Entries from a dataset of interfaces
BEGIN
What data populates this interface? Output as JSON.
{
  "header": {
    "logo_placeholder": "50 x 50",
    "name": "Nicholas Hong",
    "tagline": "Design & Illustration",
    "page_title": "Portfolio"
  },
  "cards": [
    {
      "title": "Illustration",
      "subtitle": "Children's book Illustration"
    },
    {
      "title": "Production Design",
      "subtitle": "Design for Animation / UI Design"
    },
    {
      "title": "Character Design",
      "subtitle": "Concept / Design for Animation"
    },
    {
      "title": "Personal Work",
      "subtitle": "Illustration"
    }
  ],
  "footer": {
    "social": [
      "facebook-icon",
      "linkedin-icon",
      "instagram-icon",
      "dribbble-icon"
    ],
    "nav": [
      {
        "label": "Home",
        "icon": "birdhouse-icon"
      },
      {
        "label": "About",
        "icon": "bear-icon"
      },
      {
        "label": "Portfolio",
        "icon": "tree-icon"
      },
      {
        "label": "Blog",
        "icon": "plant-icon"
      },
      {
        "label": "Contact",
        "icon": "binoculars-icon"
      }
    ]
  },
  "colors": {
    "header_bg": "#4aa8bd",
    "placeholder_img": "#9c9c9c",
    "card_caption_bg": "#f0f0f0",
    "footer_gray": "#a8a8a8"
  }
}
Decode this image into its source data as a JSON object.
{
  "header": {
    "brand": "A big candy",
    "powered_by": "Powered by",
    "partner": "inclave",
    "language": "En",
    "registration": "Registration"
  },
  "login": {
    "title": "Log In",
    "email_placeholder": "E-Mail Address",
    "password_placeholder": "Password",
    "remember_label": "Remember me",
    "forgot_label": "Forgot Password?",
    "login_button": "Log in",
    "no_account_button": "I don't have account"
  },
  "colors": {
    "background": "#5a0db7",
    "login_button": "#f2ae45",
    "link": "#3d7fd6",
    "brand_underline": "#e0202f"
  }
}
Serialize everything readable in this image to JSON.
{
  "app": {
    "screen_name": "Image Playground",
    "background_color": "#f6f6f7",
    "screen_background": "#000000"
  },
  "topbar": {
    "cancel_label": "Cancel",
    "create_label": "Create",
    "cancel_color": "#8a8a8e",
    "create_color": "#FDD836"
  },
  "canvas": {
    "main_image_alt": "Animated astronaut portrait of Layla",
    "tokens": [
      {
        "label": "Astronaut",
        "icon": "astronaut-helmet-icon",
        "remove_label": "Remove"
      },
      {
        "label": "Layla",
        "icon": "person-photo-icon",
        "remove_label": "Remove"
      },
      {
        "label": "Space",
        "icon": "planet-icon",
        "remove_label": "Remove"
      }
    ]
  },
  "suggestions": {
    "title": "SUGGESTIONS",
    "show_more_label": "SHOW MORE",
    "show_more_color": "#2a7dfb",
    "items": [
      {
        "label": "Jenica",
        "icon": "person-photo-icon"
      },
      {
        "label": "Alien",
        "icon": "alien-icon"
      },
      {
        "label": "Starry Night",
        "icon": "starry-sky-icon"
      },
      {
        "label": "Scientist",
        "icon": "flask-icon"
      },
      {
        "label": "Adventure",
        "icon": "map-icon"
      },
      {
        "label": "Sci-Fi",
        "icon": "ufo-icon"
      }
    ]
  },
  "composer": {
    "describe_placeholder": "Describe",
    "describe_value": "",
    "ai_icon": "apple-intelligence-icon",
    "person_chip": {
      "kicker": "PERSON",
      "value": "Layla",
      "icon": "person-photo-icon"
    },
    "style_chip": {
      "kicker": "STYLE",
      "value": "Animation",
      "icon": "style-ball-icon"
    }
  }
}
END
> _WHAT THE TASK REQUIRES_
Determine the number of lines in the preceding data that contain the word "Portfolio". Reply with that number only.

> _TASK ANSWER_
2